* WHAT YOU ARE ASKED TO DO
Check every line of the data and copy the ones where "COURSE" appears.

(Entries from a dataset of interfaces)

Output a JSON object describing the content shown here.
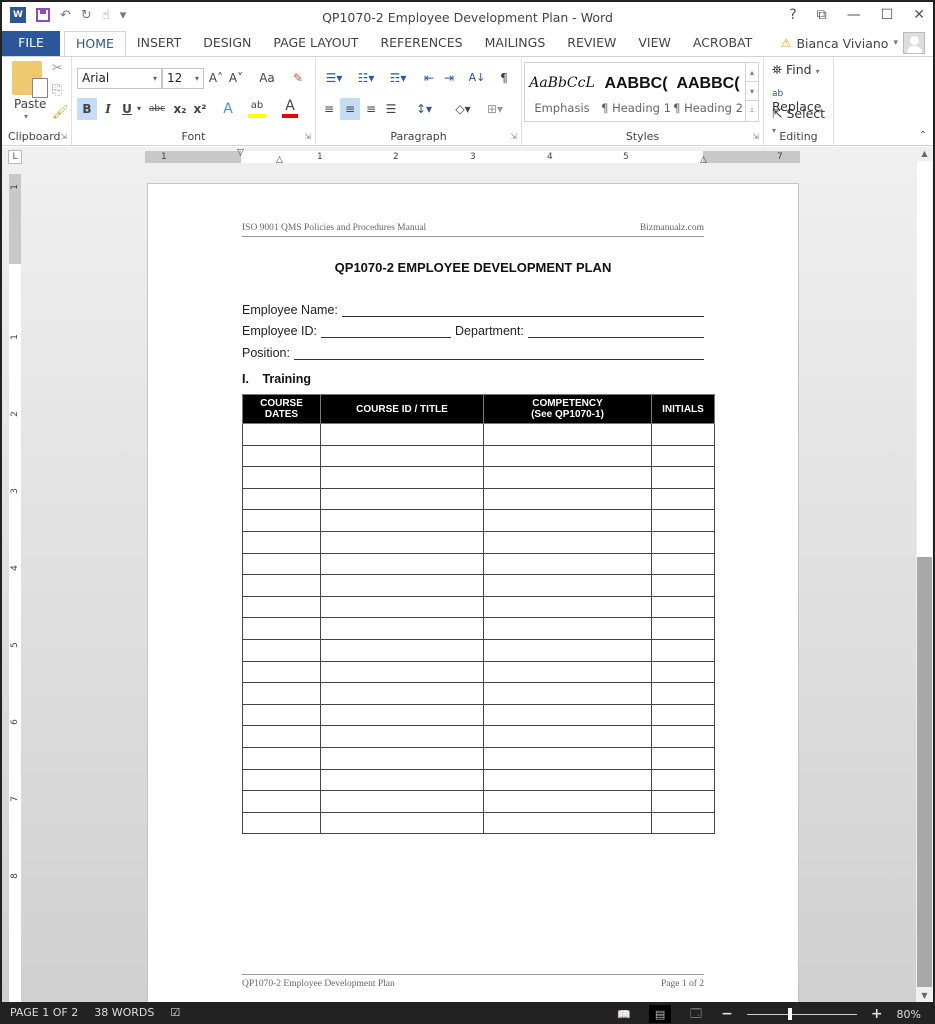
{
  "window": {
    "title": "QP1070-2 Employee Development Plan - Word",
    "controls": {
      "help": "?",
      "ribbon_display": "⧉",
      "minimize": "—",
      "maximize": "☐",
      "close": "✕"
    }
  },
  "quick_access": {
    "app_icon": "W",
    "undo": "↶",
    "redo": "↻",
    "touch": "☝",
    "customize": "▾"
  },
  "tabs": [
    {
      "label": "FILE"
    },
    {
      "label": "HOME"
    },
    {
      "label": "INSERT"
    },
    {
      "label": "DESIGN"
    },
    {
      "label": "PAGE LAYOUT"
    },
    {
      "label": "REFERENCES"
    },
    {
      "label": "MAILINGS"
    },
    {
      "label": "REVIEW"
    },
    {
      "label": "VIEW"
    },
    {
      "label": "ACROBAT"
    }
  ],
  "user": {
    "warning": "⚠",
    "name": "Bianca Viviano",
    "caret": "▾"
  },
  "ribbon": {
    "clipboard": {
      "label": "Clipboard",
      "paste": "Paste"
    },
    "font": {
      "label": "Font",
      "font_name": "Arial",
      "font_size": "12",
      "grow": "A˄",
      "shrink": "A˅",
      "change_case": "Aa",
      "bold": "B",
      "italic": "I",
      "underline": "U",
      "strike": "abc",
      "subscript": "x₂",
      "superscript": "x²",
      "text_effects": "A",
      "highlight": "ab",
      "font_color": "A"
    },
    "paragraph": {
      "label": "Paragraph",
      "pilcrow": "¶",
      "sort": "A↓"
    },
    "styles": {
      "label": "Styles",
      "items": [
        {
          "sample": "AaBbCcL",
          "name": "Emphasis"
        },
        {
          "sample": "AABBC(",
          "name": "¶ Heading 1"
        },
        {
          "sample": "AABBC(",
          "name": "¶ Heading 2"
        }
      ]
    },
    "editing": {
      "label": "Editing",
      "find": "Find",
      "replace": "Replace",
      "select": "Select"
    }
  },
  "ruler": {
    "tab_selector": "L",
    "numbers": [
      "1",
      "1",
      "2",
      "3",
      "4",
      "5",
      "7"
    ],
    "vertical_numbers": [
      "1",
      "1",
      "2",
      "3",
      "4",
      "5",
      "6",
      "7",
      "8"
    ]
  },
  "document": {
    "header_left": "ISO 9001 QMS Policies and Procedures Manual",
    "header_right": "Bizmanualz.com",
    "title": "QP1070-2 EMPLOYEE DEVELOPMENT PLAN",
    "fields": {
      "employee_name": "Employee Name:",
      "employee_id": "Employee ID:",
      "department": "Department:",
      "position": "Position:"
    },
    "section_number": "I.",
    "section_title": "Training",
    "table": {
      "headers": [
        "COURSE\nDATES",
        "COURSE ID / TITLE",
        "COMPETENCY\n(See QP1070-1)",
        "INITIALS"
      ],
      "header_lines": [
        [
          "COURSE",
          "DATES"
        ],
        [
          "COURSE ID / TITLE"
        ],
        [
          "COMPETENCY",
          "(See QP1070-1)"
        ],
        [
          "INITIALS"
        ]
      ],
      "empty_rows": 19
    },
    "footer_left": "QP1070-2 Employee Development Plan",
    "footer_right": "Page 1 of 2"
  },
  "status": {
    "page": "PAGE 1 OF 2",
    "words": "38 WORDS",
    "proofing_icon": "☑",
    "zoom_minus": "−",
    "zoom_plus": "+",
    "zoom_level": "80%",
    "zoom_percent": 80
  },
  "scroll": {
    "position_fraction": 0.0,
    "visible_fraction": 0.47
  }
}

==

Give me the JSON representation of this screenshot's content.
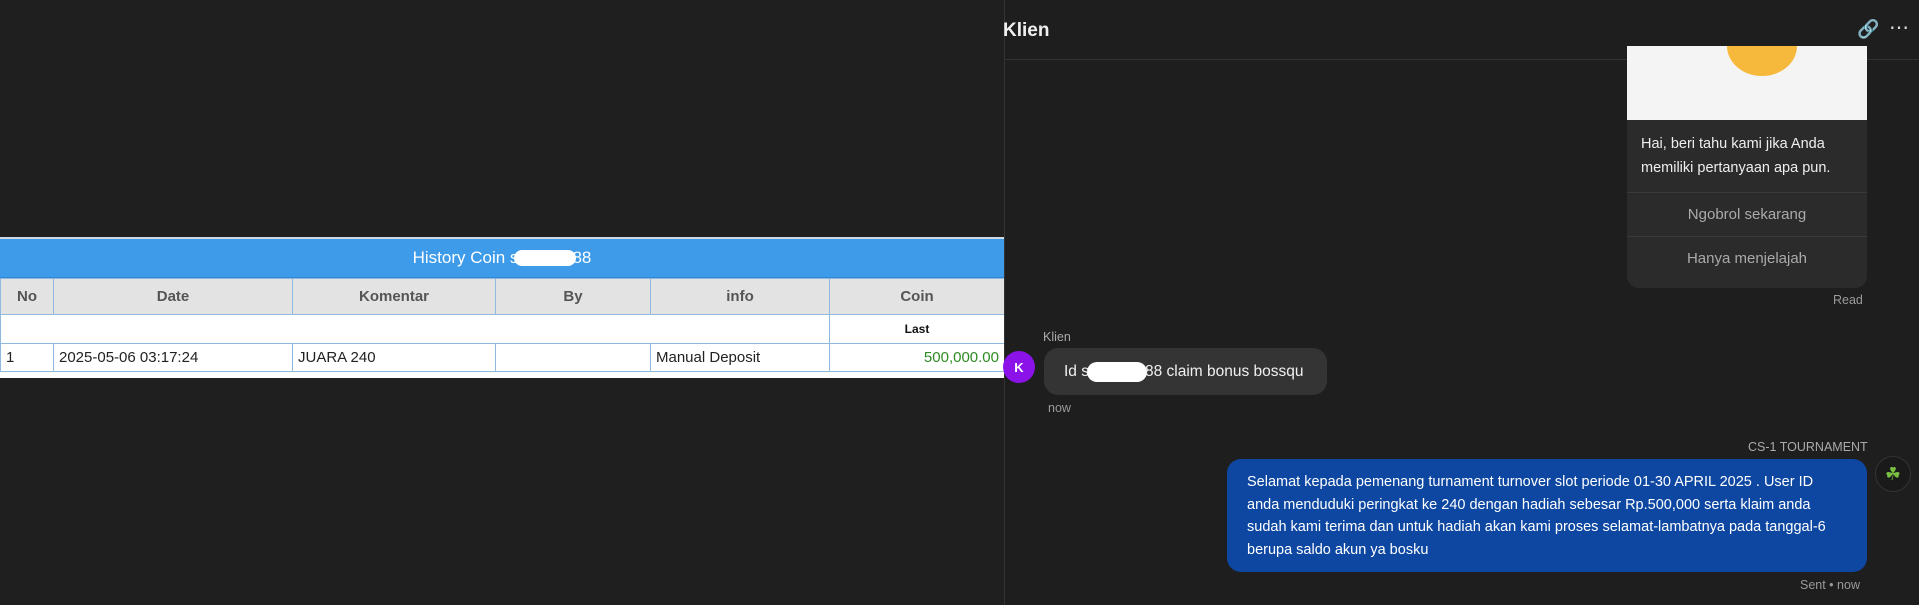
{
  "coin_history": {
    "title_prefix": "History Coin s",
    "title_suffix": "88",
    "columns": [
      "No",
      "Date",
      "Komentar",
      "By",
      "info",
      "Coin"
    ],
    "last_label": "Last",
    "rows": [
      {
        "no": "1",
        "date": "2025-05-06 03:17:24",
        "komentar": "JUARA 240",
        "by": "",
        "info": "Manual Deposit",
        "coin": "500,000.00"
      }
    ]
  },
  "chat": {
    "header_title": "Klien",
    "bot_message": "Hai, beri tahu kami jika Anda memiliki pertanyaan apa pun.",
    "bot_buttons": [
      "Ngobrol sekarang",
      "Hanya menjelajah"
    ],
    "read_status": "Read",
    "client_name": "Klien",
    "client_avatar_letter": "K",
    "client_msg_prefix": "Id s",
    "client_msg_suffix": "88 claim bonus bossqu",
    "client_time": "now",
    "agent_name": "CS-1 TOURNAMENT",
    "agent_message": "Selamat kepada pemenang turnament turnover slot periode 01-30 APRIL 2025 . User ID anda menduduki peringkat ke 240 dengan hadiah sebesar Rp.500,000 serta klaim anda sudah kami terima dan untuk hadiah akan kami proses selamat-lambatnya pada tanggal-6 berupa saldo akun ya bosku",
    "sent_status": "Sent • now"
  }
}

* EXERCISE ANSWER
        "COURSE\nDATES",
        "COURSE ID / TITLE",
          "COURSE",
          "COURSE ID / TITLE"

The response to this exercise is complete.